Based on these results and the results of in-depth analysis, we can conclude that the use of a liver expert panel is feasible and allows the selection of an increased number of patients who are eligible for local treatments with curative intent. The primary endpoint was progression-free survival and the median progression-free survival in the bevacizumab of arm, 10.6 months, and in the panitumumab arm, 10.3 months. This was not significantly different, with a hazard ratio of 1.12 and the p-value of 0.44. Panitumumab was associated with more grade 3 or higher toxicity, which mainly consisted of skin toxicity and diarrhea. Panitumumab significantly increased response rate and depth of response, which, however, did not translate into an increased local treatment rate of liver metastasis.
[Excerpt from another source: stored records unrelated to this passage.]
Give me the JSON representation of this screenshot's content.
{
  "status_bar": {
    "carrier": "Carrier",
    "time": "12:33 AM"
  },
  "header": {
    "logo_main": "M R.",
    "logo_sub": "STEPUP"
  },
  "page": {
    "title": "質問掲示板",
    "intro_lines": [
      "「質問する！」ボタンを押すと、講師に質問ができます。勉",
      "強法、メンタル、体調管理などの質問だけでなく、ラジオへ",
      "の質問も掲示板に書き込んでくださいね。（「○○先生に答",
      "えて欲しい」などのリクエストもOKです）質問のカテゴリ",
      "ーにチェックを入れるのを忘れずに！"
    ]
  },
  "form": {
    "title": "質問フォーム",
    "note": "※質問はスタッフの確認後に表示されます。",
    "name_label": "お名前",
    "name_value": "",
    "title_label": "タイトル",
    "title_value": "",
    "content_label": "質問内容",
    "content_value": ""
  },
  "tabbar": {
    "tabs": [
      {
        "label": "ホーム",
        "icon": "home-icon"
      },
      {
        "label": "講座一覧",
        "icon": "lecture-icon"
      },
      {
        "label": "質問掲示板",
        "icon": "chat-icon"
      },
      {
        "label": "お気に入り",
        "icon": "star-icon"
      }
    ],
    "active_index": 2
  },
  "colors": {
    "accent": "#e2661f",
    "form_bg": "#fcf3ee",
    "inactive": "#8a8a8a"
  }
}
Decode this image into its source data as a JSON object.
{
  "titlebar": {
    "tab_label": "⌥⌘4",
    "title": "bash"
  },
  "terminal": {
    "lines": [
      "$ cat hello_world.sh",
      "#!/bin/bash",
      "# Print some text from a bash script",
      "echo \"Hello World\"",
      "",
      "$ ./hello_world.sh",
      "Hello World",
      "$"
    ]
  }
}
In conclusion, the median progression free survival was not different between the use of either bevacizumab or panitumumab to FOLFOX or FOLFIRI. The local treatment rate was not significantly different either despite the higher response rate and higher depth of response. Considering the results of previous anti-EGFR trials, the data and overall survival should be weighted before we can draw a final conclusion about the use of anti-EEGR therapy in patients with initially unresectable colorectal cancer liver metastasis and their-left sided and RAS/BRAF wild-type tumor.
Toni K. Choueiri, MD, of the Dana-Farber Cancer Institute, and Laurence Albiges, MD, PhD, of France’s Gustave Roussy Cancer Centre, discuss phase III findings showing that cabozantinib in combination with nivolumab and ipilimumab reduced the risk of disease progression or death compared with the combination of nivolumab plus ipilimumab in patients with previously untreated advanced renal cell carcinoma of IMDC (the International Metastatic RCC Database Consortium) intermediate or poor risk. However, the combination of cabozantinib, nivolumab, and ipilimumab vs nivolumab plus ipilimumab did not demonstrate an overall survival benefit to patients (Abstract LBA8).
Bernd Kasper, MD, PhD, of Germany’s Mannheim Cancer Center, discusses phase III data from the DeFi trial, the largest study conducted to date for patients with desmoid tumors. The trial showed that the gamma secretase inhibitor nirogacestat demonstrated improvements in all primary and secondary efficacy endpoints. Although considered benign because of their inability to metastasize, desmoid tumors can cause significant morbidity and, occasionally, mortality in patients (Abstract LBA2).
Laurence Buisseret, MD, PhD, of Belgium’s Institut Jules Bordet, discusses phase II results from the SYNERGY trial, which tested first-line chemoimmunotherapy of durvalumab, paclitaxel, and carboplatin with or without the anti-CD73 antibody oleclumab in patients with advanced or metastatic triple-negative breast cancer. Although adding oleclumab to durvalumab with chemoimmunotherapy did not increase the clinical benefit rate at week 24, research is ongoing to better understand the mechanisms of response and resistance to this study combination (Abstract LBA17).
Axel Bex, MD, PhD, of the Netherlands Cancer Institute, discusses phase III findings from the IMmotion010 study, which evaluated the efficacy and safety of atezolizumab vs placebo in patients with renal cell cancer who are at high risk of disease recurrence following nephrectomy (Abstract LBA66).
John B.A.G. Haanen, MD, PhD, of The Netherlands Cancer Institute, discusses recent phase III findings, which show that tumor-infiltrating lymphocytes (TILs) improve progression-free survival compared with ipilimumab by 50% in patients with advanced melanoma after not responding to anti–PD-1 treatment. Around 50% of TIL-treated patients had a response, and 20% had a complete response (Abstract LBA3).